Dhaka, the capital city of Bangladesh, is in a continuous process of urban expansion. This is a common phenomenon in many developing countries, where cities lose control over urban growth patterns. The need to cater for high population growth and inward migration from rural areas theoretically reinforces governmental policy towards city expansion. In support of this policy, the Dhaka Metropolitan Development Plan 1995-2015 (DMDP) proposed new urban development guidelines for development in the twenty-first century. The DMDP recommends the outward expansion of the city by encroachment on suburban and agricultural land. More roads and highways are recommended to link with the sprawling new developments, leading to a vision of a low-rise, low-density city form, with long journeys-to-work. However, this planning proposal lacks any comprehensive study of the reality of Dhaka’s inner city, and fails to take account of the cost of developing infrastructure on the fringe (Rodger, 1991).
Examination of the inner-city core reveals a tendency towards high-density built form, giving close proximity between place of residence and place of work. Transportation is of a poor quality; there is insufficient provision of appropriate transport modes and inadequate infrastructure. As a result, there are questions about the built form most appropriate for Dhaka city—a future megacity with a population growth of more than 2.2% per annum (Weekly Independent, 1996).
At present, suburban and agricultural land is being transformed and prepared for vast new towns. However, these new towns are like ghost towns, driven by the false hope of attracting real-estate developers and buyers who may need to wait for several decades to recoup their investment on these barren lands. As Dhaka city restructures towards high-density built form through private initiatives, there appears to be an imbalance between the demand for high-density central development and the new policy for Greater Metropolitan Dhaka. Imbalance between economic transformation and institutional response seems to exist in most Asian cities (McGee and Robinson, 1995).

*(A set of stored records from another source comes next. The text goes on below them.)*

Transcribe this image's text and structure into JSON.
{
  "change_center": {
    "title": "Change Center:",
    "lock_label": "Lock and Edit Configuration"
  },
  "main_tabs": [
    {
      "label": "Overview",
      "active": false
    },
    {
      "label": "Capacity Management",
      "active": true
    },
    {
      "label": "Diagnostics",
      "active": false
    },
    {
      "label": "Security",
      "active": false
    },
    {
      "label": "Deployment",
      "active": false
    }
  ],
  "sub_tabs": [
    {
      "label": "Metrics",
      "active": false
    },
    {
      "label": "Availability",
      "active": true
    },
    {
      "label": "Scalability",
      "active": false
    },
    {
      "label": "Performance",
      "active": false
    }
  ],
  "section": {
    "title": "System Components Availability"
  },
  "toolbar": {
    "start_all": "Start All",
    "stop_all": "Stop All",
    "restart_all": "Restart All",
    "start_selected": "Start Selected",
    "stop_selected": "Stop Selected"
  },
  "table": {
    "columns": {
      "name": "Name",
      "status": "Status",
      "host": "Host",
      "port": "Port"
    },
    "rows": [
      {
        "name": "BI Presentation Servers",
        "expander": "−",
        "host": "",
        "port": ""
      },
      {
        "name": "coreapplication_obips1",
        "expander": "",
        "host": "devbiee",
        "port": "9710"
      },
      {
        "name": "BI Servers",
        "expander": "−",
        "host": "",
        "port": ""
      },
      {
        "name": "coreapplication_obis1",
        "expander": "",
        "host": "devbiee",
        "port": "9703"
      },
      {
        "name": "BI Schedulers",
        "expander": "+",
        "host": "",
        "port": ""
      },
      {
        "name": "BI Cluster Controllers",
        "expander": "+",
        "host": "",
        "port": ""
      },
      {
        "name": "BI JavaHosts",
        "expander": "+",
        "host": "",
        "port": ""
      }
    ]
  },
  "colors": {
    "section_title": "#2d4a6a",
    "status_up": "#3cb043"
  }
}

This chapter examines the rapid restructuring of the inner city towards high-